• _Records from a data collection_
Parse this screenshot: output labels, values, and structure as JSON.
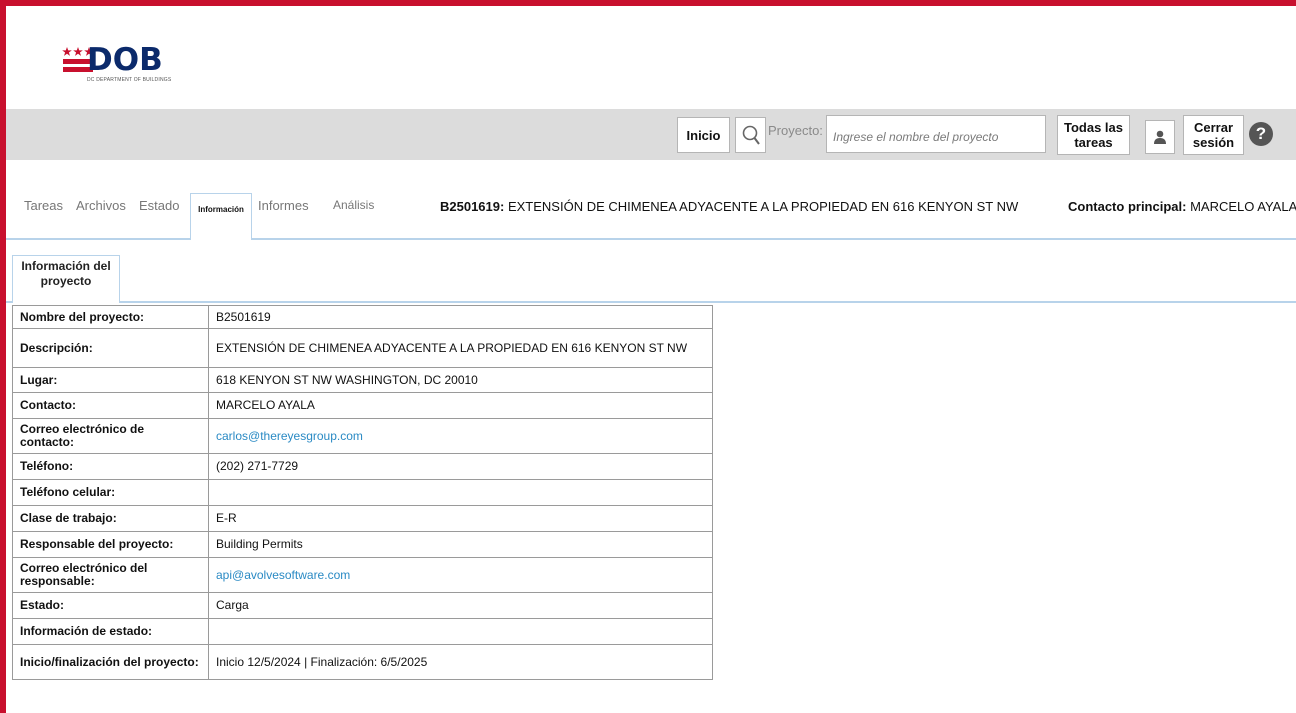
{
  "logo": {
    "word": "DOB",
    "subtitle": "DC DEPARTMENT OF BUILDINGS"
  },
  "colors": {
    "brand_red": "#c8102e",
    "brand_blue": "#0b2a6b",
    "link": "#2a8ac4",
    "tab_border": "#b8d3ea",
    "toolbar_bg": "#dcdcdc"
  },
  "toolbar": {
    "home_label": "Inicio",
    "search_icon": "magnifier-icon",
    "project_label": "Proyecto:",
    "project_placeholder": "Ingrese el nombre del proyecto",
    "all_tasks_label": "Todas las tareas",
    "user_icon": "user-icon",
    "logout_label": "Cerrar sesión",
    "help_icon": "help-icon"
  },
  "nav": {
    "tabs": [
      {
        "label": "Tareas"
      },
      {
        "label": "Archivos"
      },
      {
        "label": "Estado"
      },
      {
        "label": "Información",
        "active": true
      },
      {
        "label": "Informes"
      },
      {
        "label": "Análisis"
      }
    ],
    "project_id": "B2501619:",
    "project_title": "EXTENSIÓN DE CHIMENEA ADYACENTE A LA PROPIEDAD EN 616 KENYON ST NW",
    "contact_label": "Contacto principal:",
    "contact_name": "MARCELO AYALA"
  },
  "subtab": {
    "label": "Información del proyecto"
  },
  "project_info": [
    {
      "label": "Nombre del proyecto:",
      "value": "B2501619"
    },
    {
      "label": "Descripción:",
      "value": "EXTENSIÓN DE CHIMENEA ADYACENTE A LA PROPIEDAD EN 616 KENYON ST NW"
    },
    {
      "label": "Lugar:",
      "value": "618 KENYON ST NW WASHINGTON, DC 20010"
    },
    {
      "label": "Contacto:",
      "value": "MARCELO AYALA"
    },
    {
      "label": "Correo electrónico de contacto:",
      "value": "carlos@thereyesgroup.com",
      "link": true
    },
    {
      "label": "Teléfono:",
      "value": "(202) 271-7729"
    },
    {
      "label": "Teléfono celular:",
      "value": ""
    },
    {
      "label": "Clase de trabajo:",
      "value": "E-R"
    },
    {
      "label": "Responsable del proyecto:",
      "value": "Building Permits"
    },
    {
      "label": "Correo electrónico del responsable:",
      "value": "api@avolvesoftware.com",
      "link": true
    },
    {
      "label": "Estado:",
      "value": "Carga"
    },
    {
      "label": "Información de estado:",
      "value": ""
    },
    {
      "label": "Inicio/finalización del proyecto:",
      "value": "Inicio 12/5/2024 | Finalización: 6/5/2025"
    }
  ]
}
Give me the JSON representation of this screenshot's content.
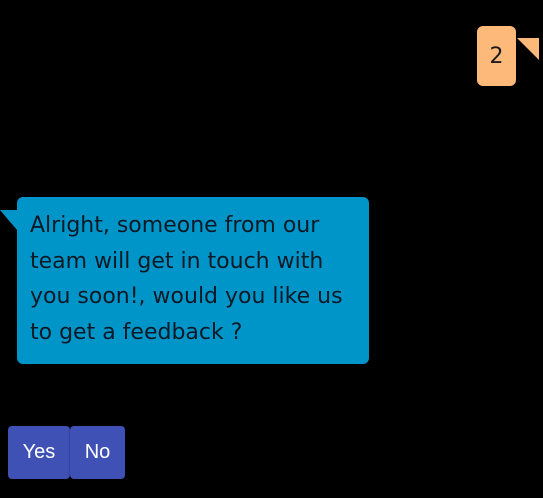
{
  "conversation": {
    "user_message": {
      "text": "2",
      "color": "#fdb97a"
    },
    "bot_message": {
      "text": "Alright, someone from our team will get in touch with you soon!, would you like us to get a feedback ?",
      "color": "#0095c9"
    },
    "quick_replies": [
      {
        "label": "Yes",
        "color": "#3f51b5"
      },
      {
        "label": "No",
        "color": "#3f51b5"
      }
    ]
  }
}
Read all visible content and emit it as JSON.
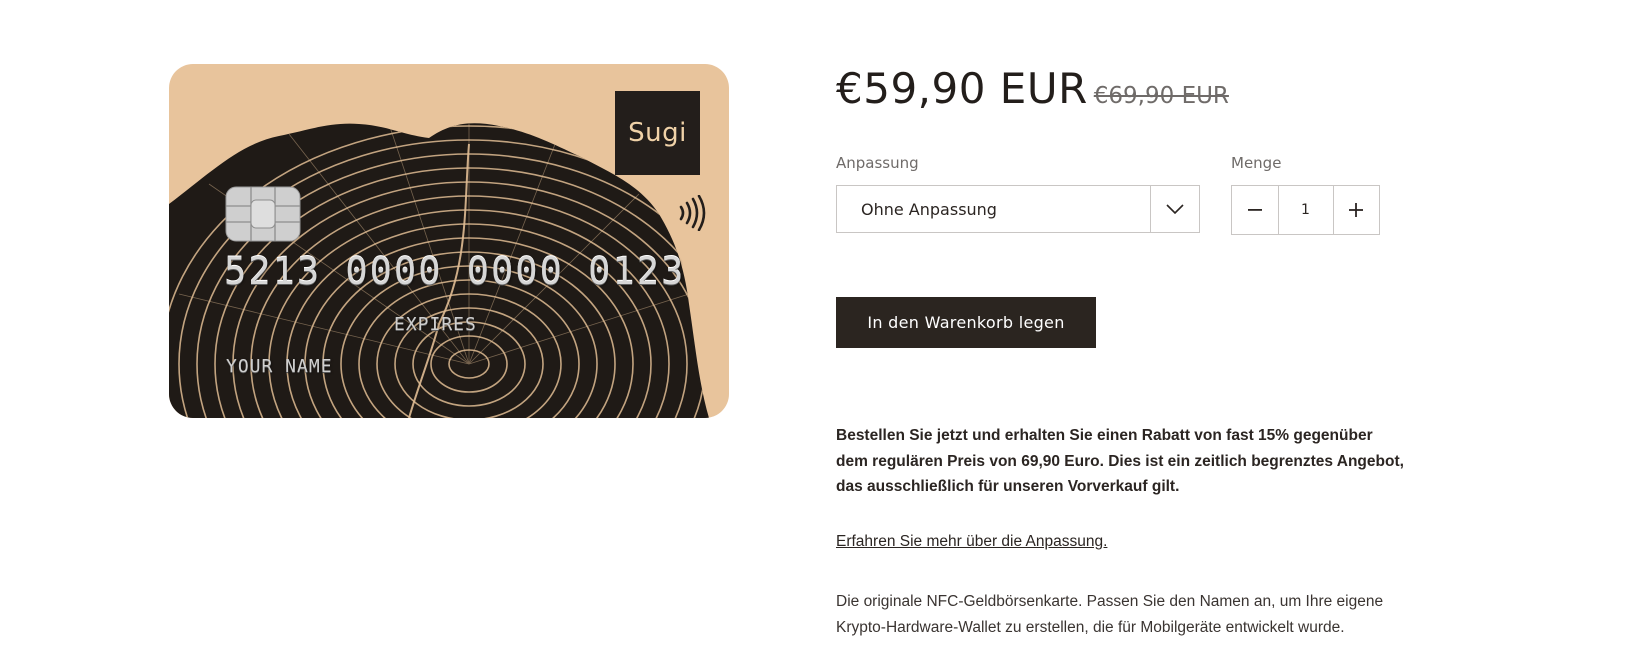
{
  "card": {
    "brand_logo_text": "Sugi",
    "number": "5213 0000 0000 0123",
    "expires_label": "EXPIRES",
    "name_label": "YOUR NAME",
    "background_color": "#e8c49c",
    "icons": [
      "chip-icon",
      "contactless-icon"
    ]
  },
  "product": {
    "price_current": "€59,90 EUR",
    "price_old": "€69,90 EUR",
    "adjust_label": "Anpassung",
    "adjust_selected": "Ohne Anpassung",
    "quantity_label": "Menge",
    "quantity_value": "1",
    "add_to_cart_label": "In den Warenkorb legen",
    "promo_text": "Bestellen Sie jetzt und erhalten Sie einen Rabatt von fast 15% gegenüber dem regulären Preis von 69,90 Euro. Dies ist ein zeitlich begrenztes Angebot, das ausschließlich für unseren Vorverkauf gilt.",
    "learn_more_link": "Erfahren Sie mehr über die Anpassung.",
    "description": "Die originale NFC-Geldbörsenkarte. Passen Sie den Namen an, um Ihre eigene Krypto-Hardware-Wallet zu erstellen, die für Mobilgeräte entwickelt wurde."
  },
  "colors": {
    "accent_dark": "#2b2520",
    "muted_text": "#6f6b69",
    "border": "#c9c6c4"
  }
}
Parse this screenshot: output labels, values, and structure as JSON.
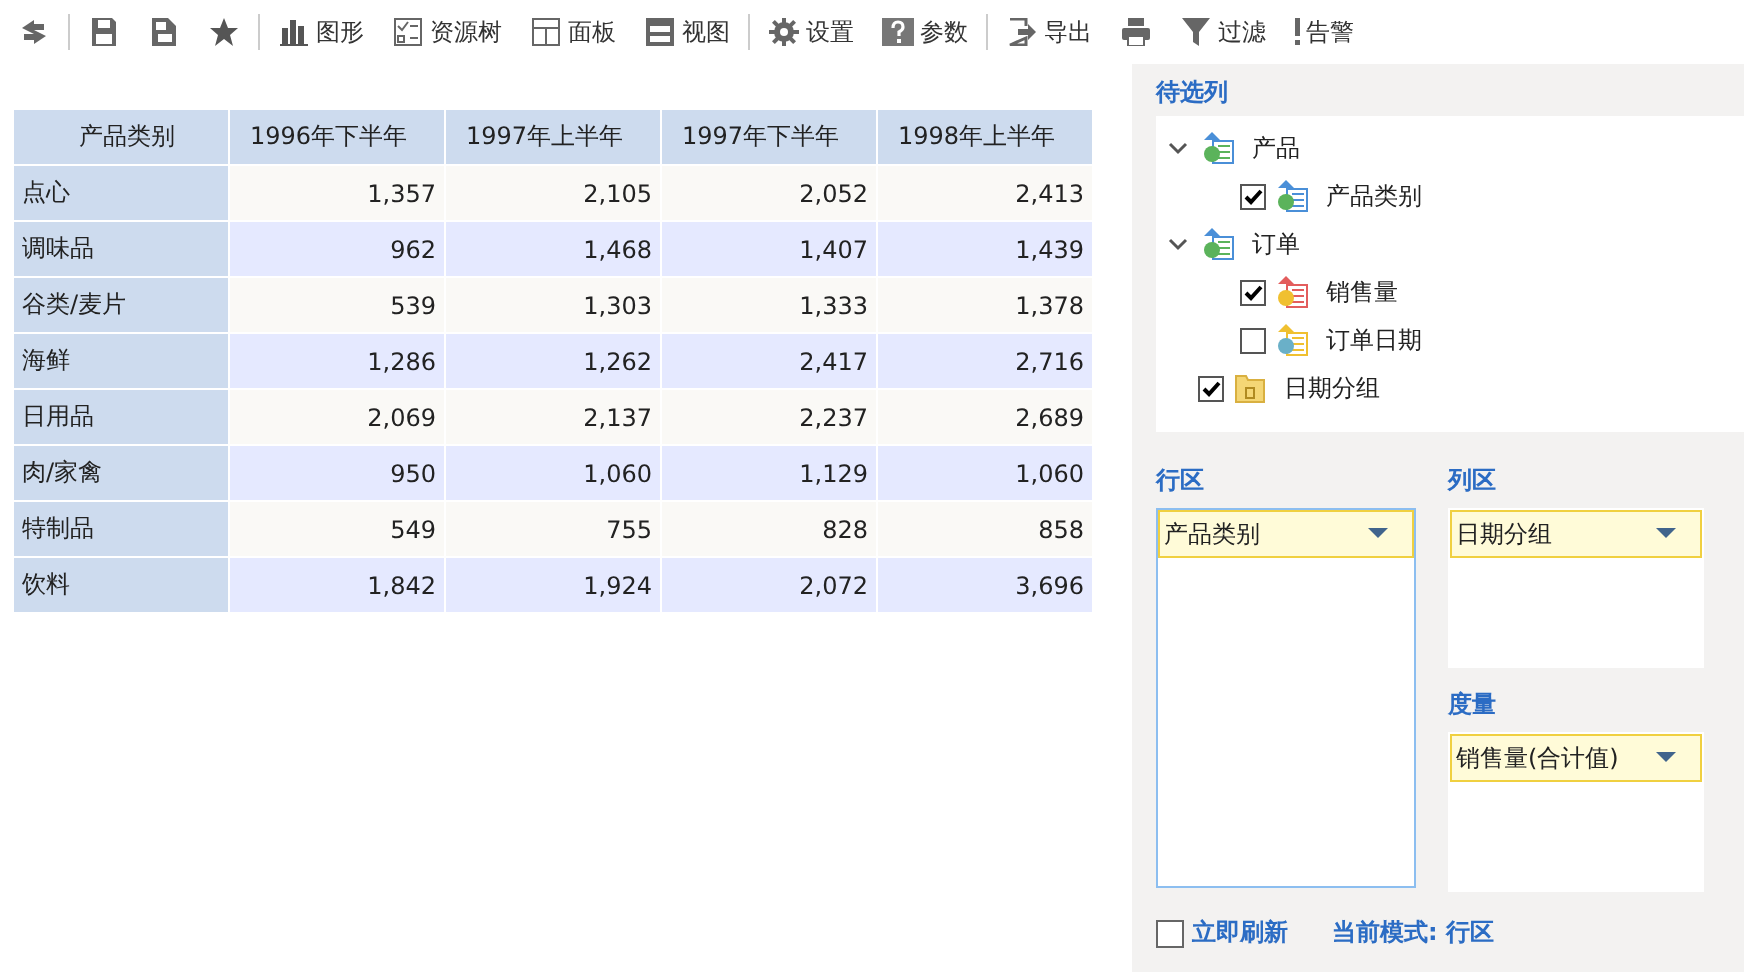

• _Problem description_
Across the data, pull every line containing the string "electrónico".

• _Answer to this problem_
      "label": "Correo electrónico de contacto:",
      "label": "Correo electrónico del responsable:",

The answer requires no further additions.